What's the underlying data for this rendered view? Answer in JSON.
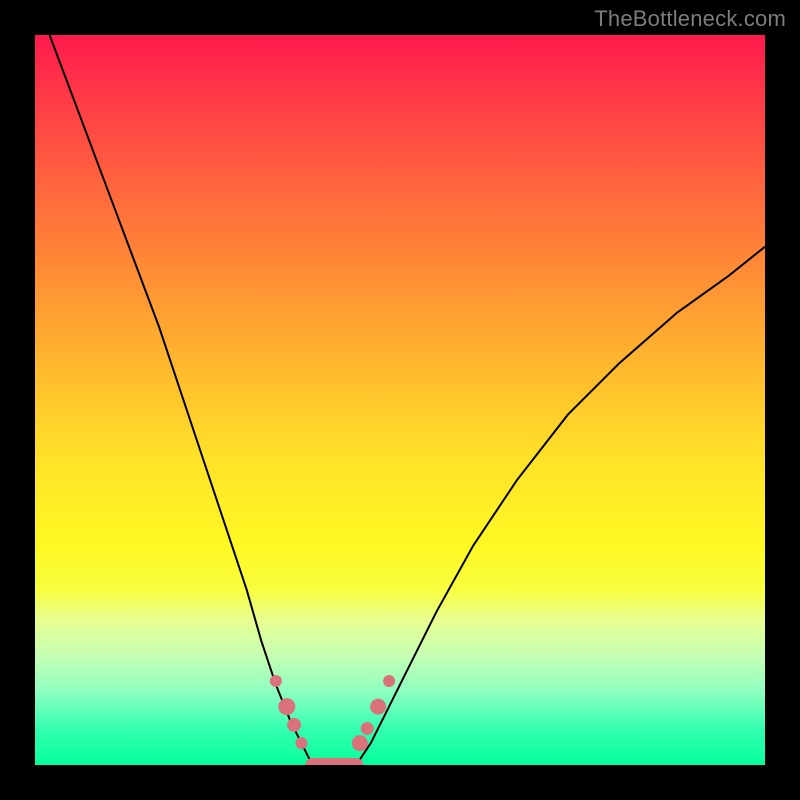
{
  "watermark": "TheBottleneck.com",
  "chart_data": {
    "type": "line",
    "title": "",
    "xlabel": "",
    "ylabel": "",
    "xlim": [
      0,
      100
    ],
    "ylim": [
      0,
      100
    ],
    "series": [
      {
        "name": "left-branch",
        "x": [
          2,
          5,
          8,
          11,
          14,
          17,
          20,
          23,
          26,
          29,
          31,
          33,
          35,
          36.5,
          38
        ],
        "values": [
          100,
          92,
          84,
          76,
          68,
          60,
          51,
          42,
          33,
          24,
          17,
          11,
          6,
          3,
          0
        ]
      },
      {
        "name": "right-branch",
        "x": [
          44,
          46,
          48,
          51,
          55,
          60,
          66,
          73,
          80,
          88,
          95,
          100
        ],
        "values": [
          0,
          3,
          7,
          13,
          21,
          30,
          39,
          48,
          55,
          62,
          67,
          71
        ]
      },
      {
        "name": "valley-floor",
        "x": [
          38,
          39,
          40,
          41,
          42,
          43,
          44
        ],
        "values": [
          0,
          0,
          0,
          0,
          0,
          0,
          0
        ]
      }
    ],
    "markers": {
      "name": "highlight-dots",
      "x": [
        33.0,
        34.5,
        35.5,
        36.5,
        44.5,
        45.5,
        47.0,
        48.5
      ],
      "values": [
        11.5,
        8.0,
        5.5,
        3.0,
        3.0,
        5.0,
        8.0,
        11.5
      ],
      "radius": [
        6.0,
        8.5,
        7.0,
        6.0,
        8.0,
        6.5,
        8.0,
        6.0
      ]
    },
    "colors": {
      "curve": "#000000",
      "markers": "#d9727b",
      "gradient_top": "#ff1a4d",
      "gradient_bottom": "#07ff9c"
    }
  }
}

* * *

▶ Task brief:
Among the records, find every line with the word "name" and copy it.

▶ Expected answer:
        "name": "left-branch",
        "name": "right-branch",
        "name": "valley-floor",
      "name": "highlight-dots",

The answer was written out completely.